What We Know About Jimmy Carter's Cancer Prognosis

The 90-year-old Carter's cancer has spread to multiple body parts.

A recent liver surgery showed cancer spread in the body of the 90-year-old former president. Carter has yet to disclose what type of cancer he has or what treatment he will undergo but said more information could be available as soon as next week. Representatives for Carter and Emory Healthcare, where the president is being treated, declined to offer any additional information on the prognosis.

The little public information available doesn't reveal much about what his prognosis might be, experts say.

“Until doctors know what the primary site of the tumor was and more importantly, the cell type at a genomic level, it is not possible to say anything about prognosis,” ABC News' Chief Health and Medical Editor Dr. Richard Besser said.

Where Did the Cancer Originate?

That’s something doctors will conduct tests to determine, but so far there aren’t any major clues to pinpoint where it started.

“If you think of the liver as a big filter of the blood supply, it’s easy to understand how cancers that originated in distant parts of the body can end up with metastases in the liver,” Besser said.

There is also a possibility that doctors are unable to determine where the tumor first came from using the basic tests, meaning it could be a less common form of cancer.

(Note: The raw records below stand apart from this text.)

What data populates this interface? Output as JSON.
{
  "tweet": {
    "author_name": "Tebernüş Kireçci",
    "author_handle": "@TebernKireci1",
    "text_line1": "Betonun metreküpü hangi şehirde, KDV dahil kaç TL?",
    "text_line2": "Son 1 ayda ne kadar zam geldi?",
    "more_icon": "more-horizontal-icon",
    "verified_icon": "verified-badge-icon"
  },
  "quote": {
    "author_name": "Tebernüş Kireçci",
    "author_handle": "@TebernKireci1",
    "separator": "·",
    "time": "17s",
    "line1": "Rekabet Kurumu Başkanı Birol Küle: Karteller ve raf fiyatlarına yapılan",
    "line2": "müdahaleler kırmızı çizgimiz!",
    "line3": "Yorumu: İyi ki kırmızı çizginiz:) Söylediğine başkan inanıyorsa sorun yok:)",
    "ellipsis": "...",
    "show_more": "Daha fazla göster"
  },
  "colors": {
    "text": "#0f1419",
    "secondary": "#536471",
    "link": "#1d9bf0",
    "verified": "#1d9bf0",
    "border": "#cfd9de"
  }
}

What Are the Treatment Options?

The treatment decisions will depend on the prognosis. There are a wide range of options to treat different types of cancer, including surgery, chemotherapy, radiation and immunotherapy. Depending on their circumstances, some patients choose not to seek treatment at all.

Carter’s age and lifestyle could be factors in how doctors plan to tackle his cancer.

“Someone who’s in their 90’s will not be able to tolerate the same side effects of treatment as someone in their 50’s or 60’s,” Lichtenfeld said.

The 90-year-old former president has maintained an active lifestyle after leaving the White House in 1981, including international travel, building homes with Habitat for Humanity, and teaching Sunday school at a Georgia Baptist church. Carter said he will adapt his schedule to fit with the treatment plan doctors develop.

Family History With Pancreatic Caner

Though no connection has been publicly made to his current cancer diagnosis, Carter’s family has a history with pancreatic cancer, one of the types of cancers that can metastasize to the liver. Carter’s father, brother and two sisters died of pancreatic cancer, and his mother also died of cancer.

In 2007, Carter revealed one reason he thinks he may have been spared from the disease.

“The only difference between me and my father and my siblings was that I never smoked a cigarette,” Carter said in an interview with the New York Times. “My daddy smoked regularly. All of them smoked.”

At the time, Carter said he had no signs of the disease and was not concerned about potentially being diagnosed with pancreatic cancer.

“I’m deeply religious, I’m a fatalist, I’m 82 years old and I’ve had a good life,” Carter said at the time.